Criminals had better watch out - detectives are back in Doncaster and they have their eyes set squarely on organised crime.
A major re-organisation of how detectives operate across South Yorkshire has brought the return to a Criminal Investigation Department to Doncaster.
It follows a move away from teams being based in towns in recent years and instead put into specialist units.
But since April, the borough has seen its own dedicated team of detectives based at Doncaster Police Station at College Road, headed by Det Ch Insp Paul Wilson and Det Ch Insp Jo Bates. Det Ch Insp Bates is heading up a team dedicated to protecting vulnerable people. That will include areas such as domestic violence and child sexual exploitation.
The re-organisation follows a force-wide crime review, which has seen some of the specialist teams dissolved, with officers returned to the individual police districts.
In Doncaster it has seen the establishment of a tasking team - the tough face of the department who go out on raids to carry out magistrates court warrants. Along side them are proactive detectives who work to stop crimes from taking place, and a re-active team who will head out to the scenes of crimes such as burglaries, robberies and sexual assaults.
Det Ch Insp Wilson is keen to drive crime down and thinks his team are on the right track.
An experienced detective who has in the past worked in regional crime squads, he believes the effects of the changes in Doncaster are already being seen.
Since January, there have been 65 search warrants carried out in the borough, with drugs and firearms among the items seized.
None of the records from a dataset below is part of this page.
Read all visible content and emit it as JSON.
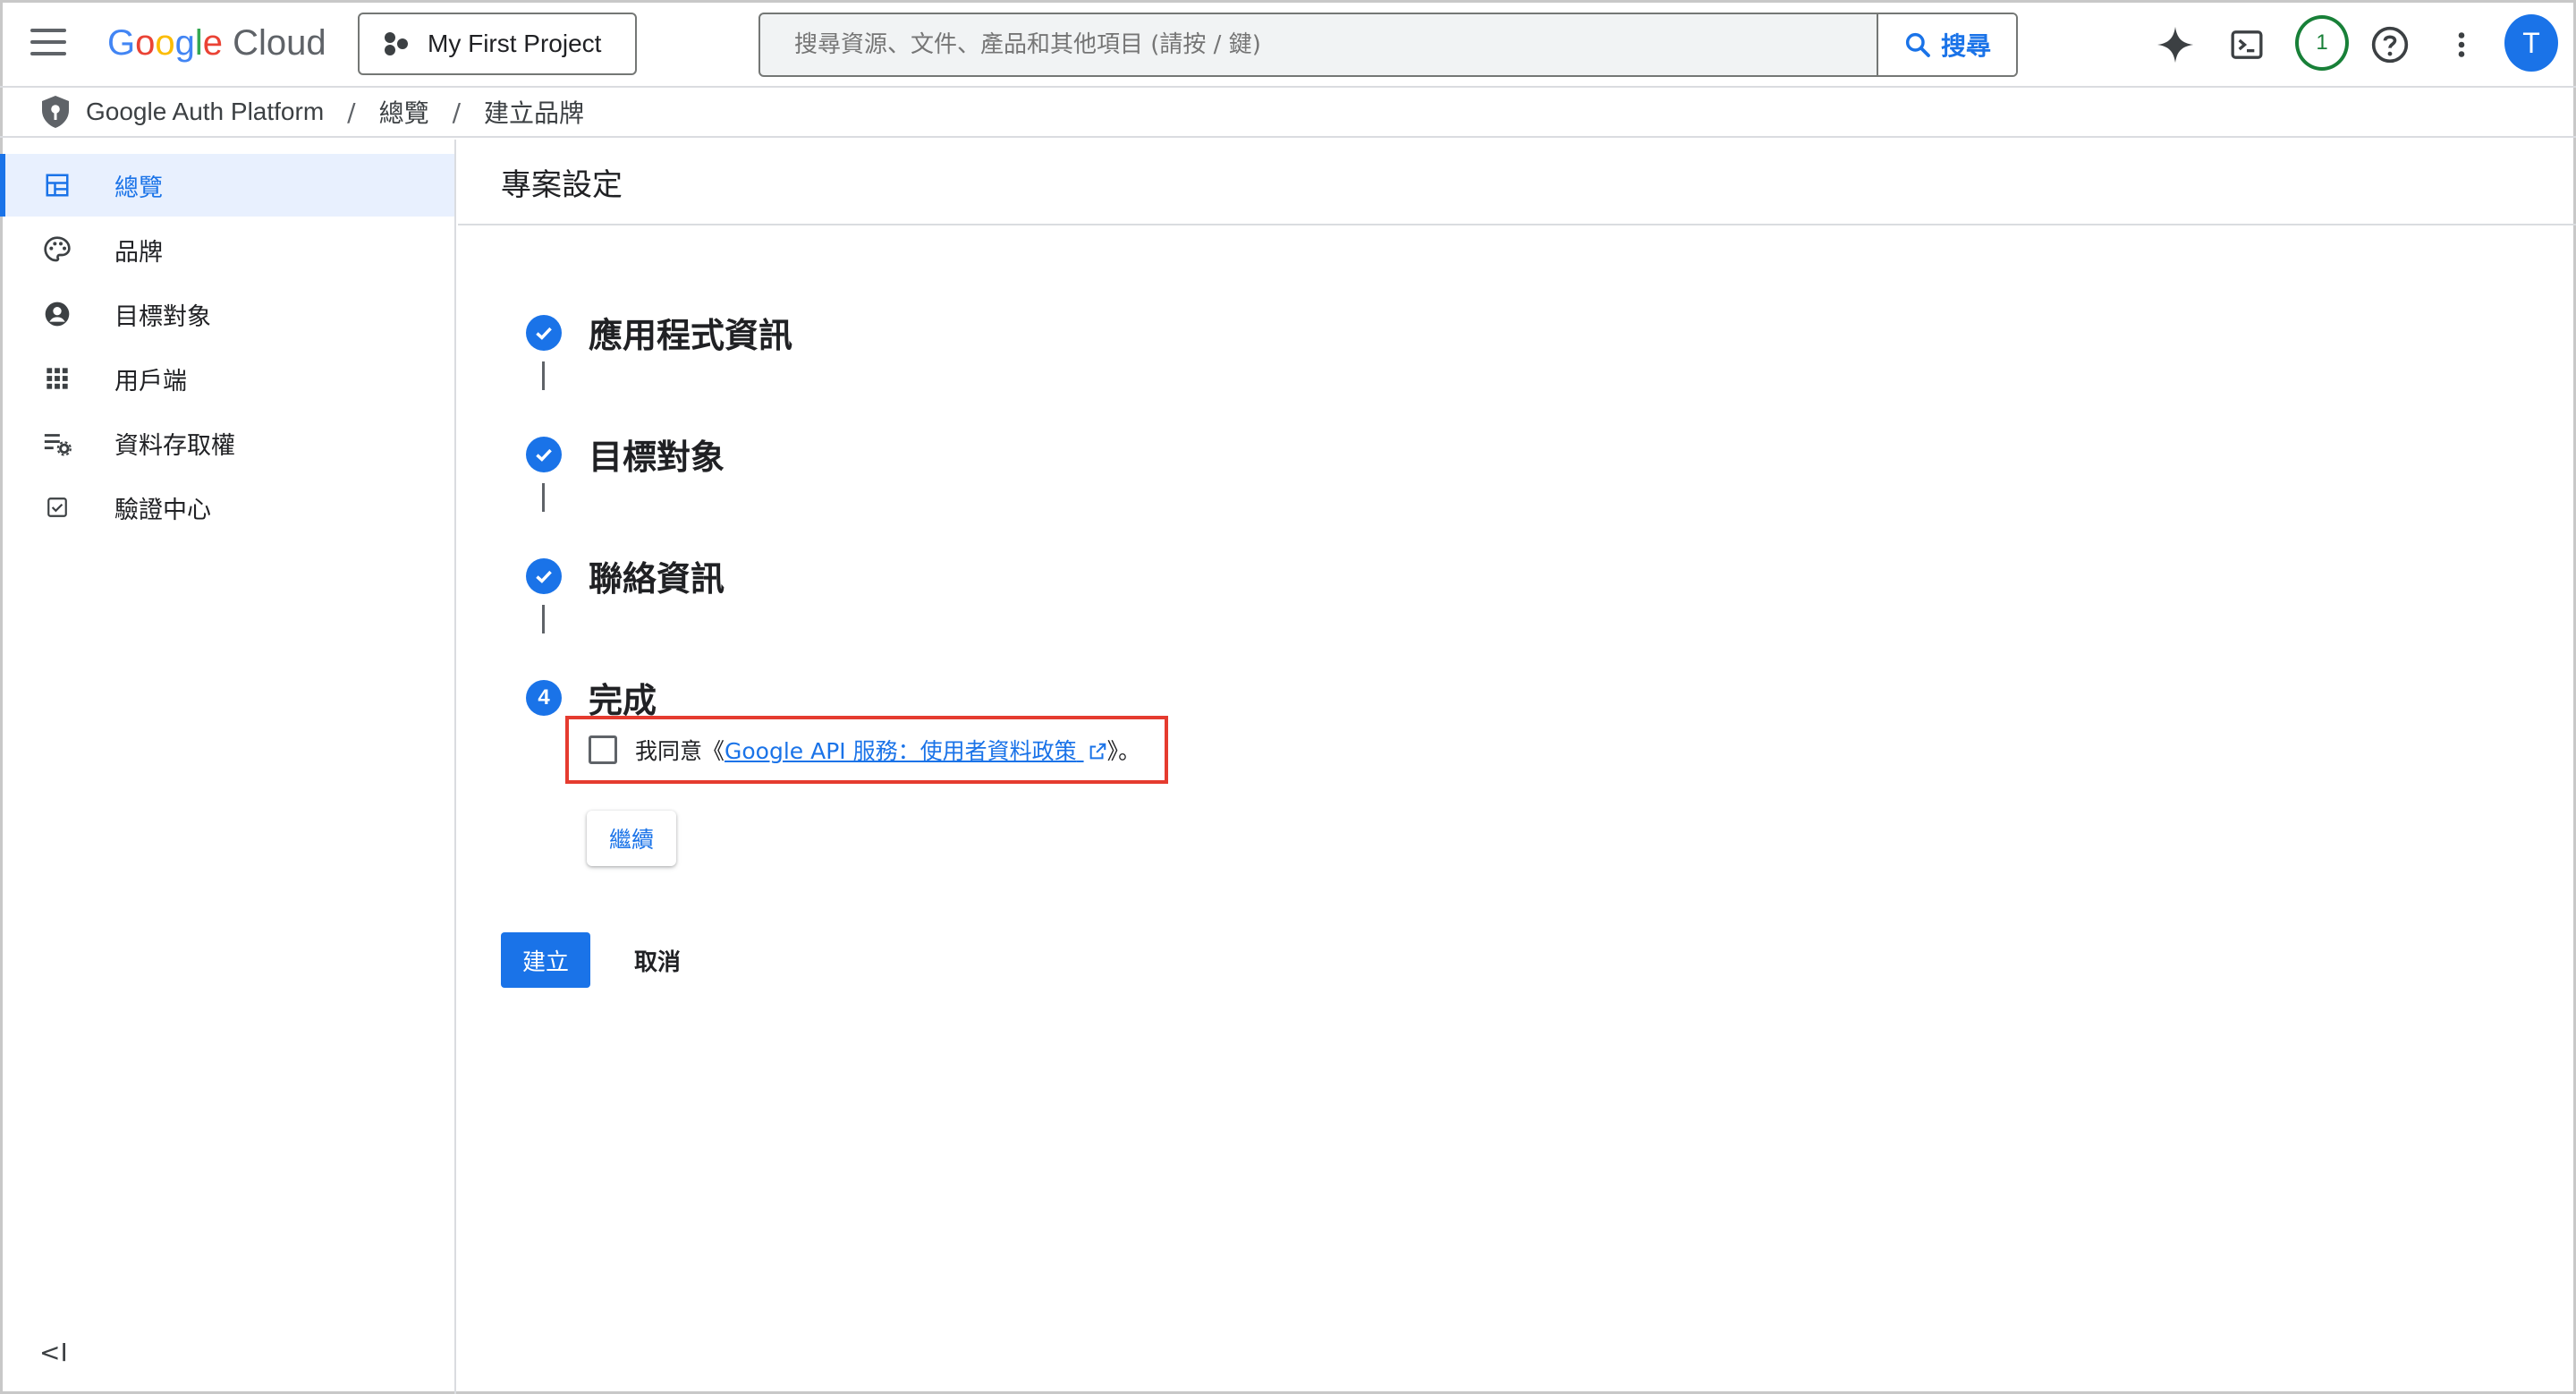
{
  "header": {
    "logo_google": [
      "G",
      "o",
      "o",
      "g",
      "l",
      "e"
    ],
    "logo_cloud": "Cloud",
    "project_label": "My First Project",
    "search_placeholder": "搜尋資源、文件、產品和其他項目 (請按 / 鍵)",
    "search_button_label": "搜尋",
    "notification_count": "1",
    "avatar_initial": "T"
  },
  "breadcrumb": {
    "items": [
      "Google Auth Platform",
      "總覽",
      "建立品牌"
    ],
    "separator": "/"
  },
  "sidebar": {
    "items": [
      {
        "label": "總覽",
        "icon": "dashboard-icon",
        "active": true
      },
      {
        "label": "品牌",
        "icon": "palette-icon",
        "active": false
      },
      {
        "label": "目標對象",
        "icon": "account-circle-icon",
        "active": false
      },
      {
        "label": "用戶端",
        "icon": "apps-grid-icon",
        "active": false
      },
      {
        "label": "資料存取權",
        "icon": "data-access-icon",
        "active": false
      },
      {
        "label": "驗證中心",
        "icon": "verification-icon",
        "active": false
      }
    ],
    "collapse_label": "<I"
  },
  "main": {
    "title": "專案設定",
    "steps": [
      {
        "label": "應用程式資訊",
        "state": "done"
      },
      {
        "label": "目標對象",
        "state": "done"
      },
      {
        "label": "聯絡資訊",
        "state": "done"
      },
      {
        "label": "完成",
        "state": "current",
        "number": "4"
      }
    ],
    "agreement": {
      "prefix": "我同意《",
      "link_text": "Google API 服務：使用者資料政策",
      "suffix": "》。",
      "checked": false
    },
    "continue_label": "繼續",
    "create_label": "建立",
    "cancel_label": "取消"
  },
  "colors": {
    "accent": "#1a73e8",
    "highlight_border": "#e53b2f",
    "notification": "#188038"
  }
}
That was after early measures had been put in place to bring about the current arrangement
Last week, that included a sawn off shotgun and 1kg of or heroin seized from the White Towers travellers site near Armthorpe.
He said: "Issues over a gang in Mexborough have been widely reported, but organised crime is not just in Mexborough. There are a number of organised crime groups, and we are aware of them.
"But the number of groups is coming down from what it was 12 months ago. There are fewer organised crime groups than there were a year ago, although there are still a number operating in the borough. It is not an issue unique to Doncaster, and it is a priority across the force.
"Through an increased proactive CID capability, we are proactively targeting these groups to reduce their capability. The number of gangs has fallen because we have closed some down by arresting key figures."
The number of gang members who have been put in prison causes issues of its own, and police have just created a prisons partnership board with the jails and increased the level of support offered to the prisons.
They will be working together to keep contraband such as drugs and mobile phones out and prosecute those who try to smuggle items into the jails.
The re-organisation gives local commanders more control of the detectives. Before the re-organisation, The team was not based in Doncaster and was shared with Barnsley.
Now there are detectives specifically dedicated to Doncaster, with less travel time to get to incidents.
Murders will still be dealt with by a central major crime unit, which is based centrally for the whole South Yorkshire force.
"The biggest challenge for our team will be removing the capability of organised crime groups to operate, and managing the demand with the prison estates.
"We are confident that we can get there in terms of the organised crime gangs. We're committed to it and we've had considerable success in the last six months."
He is also optimistic over other crimes. The forces own crime graphs show residential and commercial burglaries lower in the first six months of this year compared to the same period in 2017.
It is a similar picture for robbery.
"I think it is because we've increased the proactive element," he said.
"If we can sent the tasking team out to arrest a suspect quickly, we will. "Early action can help prevent crime.
"I think we have to treat crime as though it was personal. People do their best if they think about the family and friends that are affected."